It is important to always report serious or unexpected reactions to your health care provider.

Guillain-Barré Syndrome (GBS) is a rare condition that can result in weakness and paralysis of the body’s muscles. It most commonly occurs after infections. In rare cases GBS can also occur after some vaccines. GBS may be associated with influenza vaccine in about 1 per million recipients.

Who should not get the inactivated influenza vaccine?

Speak with your health care provider if you:

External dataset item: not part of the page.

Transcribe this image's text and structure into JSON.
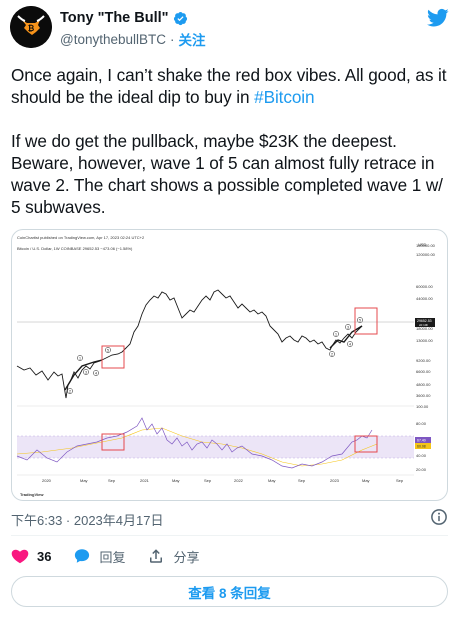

  • Had a life-threatening reaction to a previous dose of influenza vaccine, or any part of the vaccine (people with egg allergies can be safely immunized)
  • Had severe oculo-respiratory syndrome after a previous dose of influenza vaccine
  • Developed Guillain-Barré Syndrome (GBS) within 8 weeks of getting any influenza vaccine without another cause being identified
  • Are receiving a checkpoint inhibitor to treat cancer. This may affect when you should get the vaccine

Children less than 6 months of age should not get the vaccine because it is not known to be effective at this age.

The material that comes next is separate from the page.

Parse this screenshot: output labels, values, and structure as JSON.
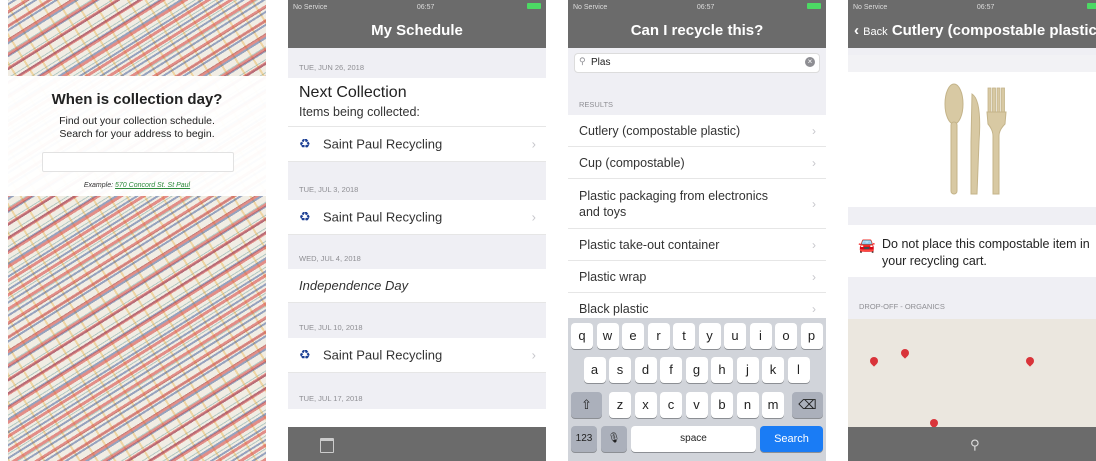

There is no need to delay getting immunized because of a cold or other mild illness. However, if you have concerns speak with your health care provider.

What is influenza?

Influenza is an infection of the respiratory system caused by the influenza virus. A person with influenza is at risk of other infections, including viral or bacterial pneumonia which is an infection of the lungs.

Influenza spreads easily from person-to-person through coughing, sneezing or having face-to-face contact. The virus can also spread when you touch tiny droplets from a cough or sneeze on another person or object, and then touch your eyes, mouth or nose before washing your hands.

What is the Influenza Prevention Policy?

B.C. has an Influenza Prevention Policy to protect high risk people from influenza. Health care workers are required to be immunized against influenza or wear a mask when they are in patient care areas during the influenza season. Students, volunteers and visitors to health care facilities and other patient care locations are also expected to wear a mask if they did not get an influenza vaccine.

Mature Minor Consent

It is recommended that parents or guardians and their children discuss consent for immunization. Children under the age of 19, who are able to understand the benefits and possible reactions for each vaccine and the risk of not getting immunized, can legally consent to or refuse immunizations. For more information on mature minor consent see HealthLinkBC File #119 The Infants Act, Mature Minor Consent and Immunization.

For More Information

For more information, see the following HeathLinkBC Files:

For more information on immunizations visit ImmunizeBC at